Make Dirty Ducks an NCAA team to save wrestling
In My Opinion | Still on his feet
By: Robert Husseman | Sports Copy Editor
Issue date: 10/17/07 Section: Sports
Ever since Athletic Director Pat Kilkenny announced his intentions to add baseball and competitive cheerleading while cutting wrestling from Oregon's sporting repertoire, fans have launched a grassroots campaign to save the sport from extinction.
The Web site, www.saveoregonwrestling.com has generated significant awareness, and many other events have been started to raise funds for the program. Kilkenny has been taking heat for months with his plans to cut a historically relevant Oregon sport.
The solution, fortunately, is easy enough: Make women's rugby an NCAA-sanctioned sport.
Let me preface my arguments by saying that I know as much about rugby as I do about nuclear physics. I know what a rugby ball looks like, and I've heard about rugby's professional teams, rabid fanbases, and deep traditions. That's about it.
Through an ESPN.com article by Joe Gisondi, I learned that four universities currently have NCAA women's rugby teams - Southern Vermont, Bowdoin College, West Chester University, and Eastern Illinois, which recently beat Oregon's club team, 24-15, in the Dirty Ducks' season opener. High school rugby is also played in some regions of the U.S.
What explains the appeal of an NCAA women's rugby team? The first reason is the proverbial elephant in the room known as Title IX. Title IX is the reason why competitive cheerleading, whatever that may be, is now an Oregon sport and why wrestling is in limbo. Regardless of your opinion on this controversial policy, the NCAA has an elephant's memory of programs that are compliant with the measure.

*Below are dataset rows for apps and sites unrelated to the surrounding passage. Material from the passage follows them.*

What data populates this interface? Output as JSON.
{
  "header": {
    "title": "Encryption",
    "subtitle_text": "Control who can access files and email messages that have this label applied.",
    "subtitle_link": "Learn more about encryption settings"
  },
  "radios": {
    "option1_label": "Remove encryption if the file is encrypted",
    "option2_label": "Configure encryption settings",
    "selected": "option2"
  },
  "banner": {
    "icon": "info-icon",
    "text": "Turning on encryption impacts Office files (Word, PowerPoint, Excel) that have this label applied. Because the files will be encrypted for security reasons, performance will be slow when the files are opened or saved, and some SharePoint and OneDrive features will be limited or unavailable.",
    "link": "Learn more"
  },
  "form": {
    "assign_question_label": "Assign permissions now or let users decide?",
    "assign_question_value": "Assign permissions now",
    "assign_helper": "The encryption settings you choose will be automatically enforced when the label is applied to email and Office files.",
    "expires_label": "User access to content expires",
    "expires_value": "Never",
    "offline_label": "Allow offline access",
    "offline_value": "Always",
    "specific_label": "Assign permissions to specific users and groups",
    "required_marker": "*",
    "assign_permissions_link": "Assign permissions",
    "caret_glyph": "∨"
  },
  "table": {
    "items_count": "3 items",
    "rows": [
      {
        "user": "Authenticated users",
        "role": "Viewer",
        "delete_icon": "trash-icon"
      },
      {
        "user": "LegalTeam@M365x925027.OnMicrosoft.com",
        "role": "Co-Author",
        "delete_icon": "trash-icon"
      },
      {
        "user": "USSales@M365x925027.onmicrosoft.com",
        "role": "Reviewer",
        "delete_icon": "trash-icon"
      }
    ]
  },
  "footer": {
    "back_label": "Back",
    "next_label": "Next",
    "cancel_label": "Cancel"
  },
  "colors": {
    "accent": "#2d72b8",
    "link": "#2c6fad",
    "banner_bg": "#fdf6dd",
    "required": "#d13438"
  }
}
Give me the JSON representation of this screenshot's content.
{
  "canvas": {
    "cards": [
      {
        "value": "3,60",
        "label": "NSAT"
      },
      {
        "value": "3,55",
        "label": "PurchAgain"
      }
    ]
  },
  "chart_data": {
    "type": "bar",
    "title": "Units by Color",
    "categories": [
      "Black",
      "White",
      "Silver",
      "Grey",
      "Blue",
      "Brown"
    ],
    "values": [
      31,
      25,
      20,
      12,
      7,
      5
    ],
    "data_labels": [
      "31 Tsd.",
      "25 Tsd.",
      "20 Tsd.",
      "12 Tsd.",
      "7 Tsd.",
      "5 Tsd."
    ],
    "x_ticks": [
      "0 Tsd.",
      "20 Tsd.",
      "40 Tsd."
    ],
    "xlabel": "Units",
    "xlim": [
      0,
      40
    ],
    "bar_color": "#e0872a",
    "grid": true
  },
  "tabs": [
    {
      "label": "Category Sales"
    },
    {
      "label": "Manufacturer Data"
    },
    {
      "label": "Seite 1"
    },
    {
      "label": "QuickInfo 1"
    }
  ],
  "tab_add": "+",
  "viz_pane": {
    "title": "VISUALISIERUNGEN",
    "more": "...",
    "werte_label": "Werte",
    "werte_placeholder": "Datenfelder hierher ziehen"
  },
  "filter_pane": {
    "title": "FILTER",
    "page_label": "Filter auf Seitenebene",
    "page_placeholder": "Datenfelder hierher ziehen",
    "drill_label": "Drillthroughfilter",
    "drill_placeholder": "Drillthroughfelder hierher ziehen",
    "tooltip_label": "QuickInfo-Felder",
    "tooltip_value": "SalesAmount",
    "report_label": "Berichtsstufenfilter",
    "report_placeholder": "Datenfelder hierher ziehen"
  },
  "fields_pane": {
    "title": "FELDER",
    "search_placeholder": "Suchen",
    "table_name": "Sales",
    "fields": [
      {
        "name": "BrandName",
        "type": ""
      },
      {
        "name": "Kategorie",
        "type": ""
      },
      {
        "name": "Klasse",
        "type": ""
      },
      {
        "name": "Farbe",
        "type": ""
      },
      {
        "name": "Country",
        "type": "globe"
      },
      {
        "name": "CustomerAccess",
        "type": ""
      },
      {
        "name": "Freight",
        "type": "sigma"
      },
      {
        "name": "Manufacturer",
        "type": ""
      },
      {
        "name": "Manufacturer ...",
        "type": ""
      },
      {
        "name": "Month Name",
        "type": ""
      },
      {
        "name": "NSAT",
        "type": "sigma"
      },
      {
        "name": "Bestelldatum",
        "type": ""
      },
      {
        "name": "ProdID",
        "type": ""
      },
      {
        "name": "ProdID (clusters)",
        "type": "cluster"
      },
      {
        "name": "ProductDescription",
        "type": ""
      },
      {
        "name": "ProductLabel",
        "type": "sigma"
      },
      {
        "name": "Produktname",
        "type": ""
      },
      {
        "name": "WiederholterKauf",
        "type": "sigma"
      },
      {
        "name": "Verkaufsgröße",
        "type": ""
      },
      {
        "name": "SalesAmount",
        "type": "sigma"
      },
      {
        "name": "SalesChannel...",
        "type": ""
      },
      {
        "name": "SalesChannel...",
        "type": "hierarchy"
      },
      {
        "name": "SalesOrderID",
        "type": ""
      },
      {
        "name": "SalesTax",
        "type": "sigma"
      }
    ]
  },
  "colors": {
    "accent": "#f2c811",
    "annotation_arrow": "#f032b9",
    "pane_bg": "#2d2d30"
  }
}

Where Oregon wrestling is concerned, the argument boils down to this: 32 Oregon women play rugby, and 17 men wrestle. That's more than enough to justify a wrestling team in the NCAA's eyes.
The next big reason, as with all new programs, is cost. In Gisondi's article, West Chester's Athletic Director, Ed Matejkovic, said of women's rugby, "It's a great sport … where you don't have to spend hundreds of thousands of dollars on."
Given those parameters, Oregon's self-sufficient athletic department could probably recoup the cost of rugby through corporate support of Oregon baseball alone, never mind the potential TV and ticket revenue baseball expects to bring in. Recent success of Oregon sports indicates that money can be found through some outlet.
Finally, Oregon would be able to back up its constant desire for innovation and progression in sport by supporting a burgeoning one. According to Gisondi, rugby is on the NCAA's seven-deep list of emerging sports. Should 40 schools adopt NCAA women's rugby within 10 years, it will be sanctioned as a championship sport. Adding women's rugby doesn't guarantee Title IX compliance due to its "emerging" status, but neither does competitive cheerleading and that didn't stop us.
As of right now, the only Division I school with NCAA women's rugby is Eastern Illinois, a school best known for producing Dallas Cowboys quarterback Tony Romo. Oregon could become a pioneer of sorts by adopting the sport and championing its cause to the NCAA and, more importantly, other schools. Rugby has the potential of becoming the lacrosse of a decade ago. Public knowledge about rugby is sparse, but it could certainly increase if a school with Oregon's clout steps up and supports it.
Oregon athletics prides itself on being steps ahead of its competition, from the new basketball arena to the addition of women's lacrosse back in 2005. This initiative keeps a storied tradition of wrestling alive while ushering in a new era of NCAA sport. More scholarships would be created for athletes (women, no less), and Oregon could be on the cutting edge of a new athletic tradition. Mainstream America loves football for its violent elegance and team mentality, both of which are prevalent in rugby. Who doesn't want to be the group that started the trend?
Oregon Associate Athletic Director Renee Baumgartner is quoted in a July 18 Emerald article as saying, "I feel that within 10 years the NCAA will certify (competitive cheer) as a varsity sport and we'll be on the front end, leading the charge." Here's our chance to lead the charge. There are many sports Oregon has yet to adopt (swimming, water polo and crew are some examples), but while we're going the progressive route we may as well take the process full circle and advocate emerging sports.
Oregon wrestling fans and supporters, I urge you to contact Kilkenny and the rest of the athletic department and write to them about women's rugby. Tell them about a sport on the verge of mainstream recognition and championship status. Tell them about a chance for Oregon to, yet again, put itself on the athletic map. Tell them about an opportunity to appease all sides of a heated debate.
Tell them that women's rugby can save Oregon wrestling.